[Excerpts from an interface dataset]
__________________________________________________

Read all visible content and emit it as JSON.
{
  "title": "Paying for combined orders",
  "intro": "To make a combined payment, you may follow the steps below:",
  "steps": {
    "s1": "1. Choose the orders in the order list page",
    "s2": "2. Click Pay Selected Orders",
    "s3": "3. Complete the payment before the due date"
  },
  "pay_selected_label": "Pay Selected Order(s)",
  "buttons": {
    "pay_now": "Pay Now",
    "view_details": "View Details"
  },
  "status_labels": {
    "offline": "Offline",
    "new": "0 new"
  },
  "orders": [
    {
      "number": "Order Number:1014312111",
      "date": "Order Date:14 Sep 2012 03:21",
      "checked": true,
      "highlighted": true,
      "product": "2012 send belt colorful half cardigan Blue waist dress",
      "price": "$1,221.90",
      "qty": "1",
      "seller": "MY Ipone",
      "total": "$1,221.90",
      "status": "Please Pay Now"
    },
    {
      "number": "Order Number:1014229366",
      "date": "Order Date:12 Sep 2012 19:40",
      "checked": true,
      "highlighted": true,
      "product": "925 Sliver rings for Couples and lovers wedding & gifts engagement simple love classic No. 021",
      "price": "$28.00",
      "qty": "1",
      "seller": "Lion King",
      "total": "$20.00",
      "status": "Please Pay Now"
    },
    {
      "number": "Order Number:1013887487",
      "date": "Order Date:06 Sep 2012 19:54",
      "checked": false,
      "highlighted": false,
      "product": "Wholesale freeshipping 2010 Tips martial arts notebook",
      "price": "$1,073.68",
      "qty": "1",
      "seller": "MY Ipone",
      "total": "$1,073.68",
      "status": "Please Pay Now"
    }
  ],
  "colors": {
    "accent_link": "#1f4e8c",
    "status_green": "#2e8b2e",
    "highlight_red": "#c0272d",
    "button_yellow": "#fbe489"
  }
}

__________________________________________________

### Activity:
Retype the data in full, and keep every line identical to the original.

### Solution to this problem:
Read all visible content and emit it as JSON.
{
  "title": "Paying for combined orders",
  "intro": "To make a combined payment, you may follow the steps below:",
  "steps": {
    "s1": "1. Choose the orders in the order list page",
    "s2": "2. Click Pay Selected Orders",
    "s3": "3. Complete the payment before the due date"
  },
  "pay_selected_label": "Pay Selected Order(s)",
  "buttons": {
    "pay_now": "Pay Now",
    "view_details": "View Details"
  },
  "status_labels": {
    "offline": "Offline",
    "new": "0 new"
  },
  "orders": [
    {
      "number": "Order Number:1014312111",
      "date": "Order Date:14 Sep 2012 03:21",
      "checked": true,
      "highlighted": true,
      "product": "2012 send belt colorful half cardigan Blue waist dress",
      "price": "$1,221.90",
      "qty": "1",
      "seller": "MY Ipone",
      "total": "$1,221.90",
      "status": "Please Pay Now"
    },
    {
      "number": "Order Number:1014229366",
      "date": "Order Date:12 Sep 2012 19:40",
      "checked": true,
      "highlighted": true,
      "product": "925 Sliver rings for Couples and lovers wedding & gifts engagement simple love classic No. 021",
      "price": "$28.00",
      "qty": "1",
      "seller": "Lion King",
      "total": "$20.00",
      "status": "Please Pay Now"
    },
    {
      "number": "Order Number:1013887487",
      "date": "Order Date:06 Sep 2012 19:54",
      "checked": false,
      "highlighted": false,
      "product": "Wholesale freeshipping 2010 Tips martial arts notebook",
      "price": "$1,073.68",
      "qty": "1",
      "seller": "MY Ipone",
      "total": "$1,073.68",
      "status": "Please Pay Now"
    }
  ],
  "colors": {
    "accent_link": "#1f4e8c",
    "status_green": "#2e8b2e",
    "highlight_red": "#c0272d",
    "button_yellow": "#fbe489"
  }
}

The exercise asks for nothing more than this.